Last night's Frontline featured a 20 minute segment by WaPo reporter Dana Priest on America's growing "Terrorism-Industrial Complex." It was fascinating...no one knows how much it cost to build this massive, spying apparatus, nor do we know how much it costs to keep it going year after year (national security expenditures are off the books).
The report exposed the "fusion centers" which act as local clearinghouses for the Department of Homeland Security. Basically, if local law enforcement files a "SAR: Suspicious Activity Report" on someone, they dump this data on the local fusion center (Georgia's is located in Atlanta) which then reports the information to DHS HQ in D.C.
This massive data base on "suspicious" persons is then disseminated to federal agencies in order to "connect the dots" and see if plots are forming, etc.
The problem is, as Priest notes in the segment, what exactly is "suspicious" activity? If you peruse the Frontline website, they have culled from local law enforcement agencies around the country some of the "suspicious" activities a citizen can engage in which can lead to a SAR being filed.
Some of these are the obvious:
"Showing unusual interest in utilities, government buildings, historic buildings or similar infrastructure. Pay particular attention to someone photographing, videotaping, inquiring about security, drawing diagrams or making notes about such facilities."But some...aye carumba.

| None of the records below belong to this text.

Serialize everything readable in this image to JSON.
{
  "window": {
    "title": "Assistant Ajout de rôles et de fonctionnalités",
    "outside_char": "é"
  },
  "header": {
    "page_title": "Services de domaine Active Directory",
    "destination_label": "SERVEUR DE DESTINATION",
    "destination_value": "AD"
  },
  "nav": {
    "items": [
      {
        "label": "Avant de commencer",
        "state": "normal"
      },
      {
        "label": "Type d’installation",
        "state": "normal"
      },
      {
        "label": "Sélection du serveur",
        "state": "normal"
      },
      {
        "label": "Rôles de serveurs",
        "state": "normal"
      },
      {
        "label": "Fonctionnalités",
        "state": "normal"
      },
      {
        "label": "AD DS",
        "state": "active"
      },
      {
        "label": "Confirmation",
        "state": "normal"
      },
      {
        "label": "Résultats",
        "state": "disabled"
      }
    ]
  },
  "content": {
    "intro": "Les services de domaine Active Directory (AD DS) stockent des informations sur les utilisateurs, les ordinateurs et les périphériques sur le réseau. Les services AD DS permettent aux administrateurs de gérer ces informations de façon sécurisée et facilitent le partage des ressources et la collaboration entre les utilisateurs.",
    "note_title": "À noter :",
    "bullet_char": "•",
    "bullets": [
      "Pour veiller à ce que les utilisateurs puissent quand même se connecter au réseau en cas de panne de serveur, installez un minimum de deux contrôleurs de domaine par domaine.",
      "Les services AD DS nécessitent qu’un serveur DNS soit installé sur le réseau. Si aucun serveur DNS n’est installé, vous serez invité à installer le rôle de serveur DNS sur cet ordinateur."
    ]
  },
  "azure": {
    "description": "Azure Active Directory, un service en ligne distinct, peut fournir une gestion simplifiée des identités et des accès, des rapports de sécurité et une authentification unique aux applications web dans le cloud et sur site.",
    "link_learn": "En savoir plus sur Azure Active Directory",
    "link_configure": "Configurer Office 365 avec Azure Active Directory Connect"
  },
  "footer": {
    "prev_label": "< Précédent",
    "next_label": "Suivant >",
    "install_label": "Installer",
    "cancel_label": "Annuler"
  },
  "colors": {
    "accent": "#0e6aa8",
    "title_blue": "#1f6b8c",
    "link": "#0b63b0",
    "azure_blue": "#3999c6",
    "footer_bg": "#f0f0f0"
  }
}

In Los Angeles, suspicious activity can include "Joggers who stand and stretch for an inordinate amount of time; Individuals who order food at a restaurant and leave before the food arrives or who order without eating; and Individuals who carry on long conversations on pay or cellular telephones."LOL. Wouldn't that make everyone in L.A. (or the entire country, for that matter) "suspicious"?
In Texas, suspicious activity includes "Strange odors coming from a house or building." In Maryland, it's people "who display excessive sweating, mumbling to oneself or displaying an unusually calm or detached demeanor." And in Kentucky, it's everything from "people avoiding eye contact," to being "over dressed for the weather."The point being: suspicious activity is more than just subjective; it's downright absurd in many cases. And yet, all it takes is the conclusion of one beat cop, to file one SAR, and boom, you're in the Federal database on a terrorist watch (the best part of the clip last night was the two nuns who ended up branded "suspected terrorists" by DHS because of their participation in an anti-war rally).
To answer the question "Are We Safer," the answer is no. As Priest documents, most terror-related attempts stopped in the U.S. since 9/11 (from the Times Square bomber to last year's Christmas Day bomber attempt) had nothing to do with DHS or its massive data collection. Wanna bet Tuscon shooter Jared Lee Loughner wasn't on there since that wasn't "officially" terrorism?
Anyway, in case you've been jabbering on your cellphone too much lately, or ordered a meal at a restaurant you later sent back, you can write the DHS directly and find out if you've ended up on the terror list.
But I'm guessing that's probably not a good idea.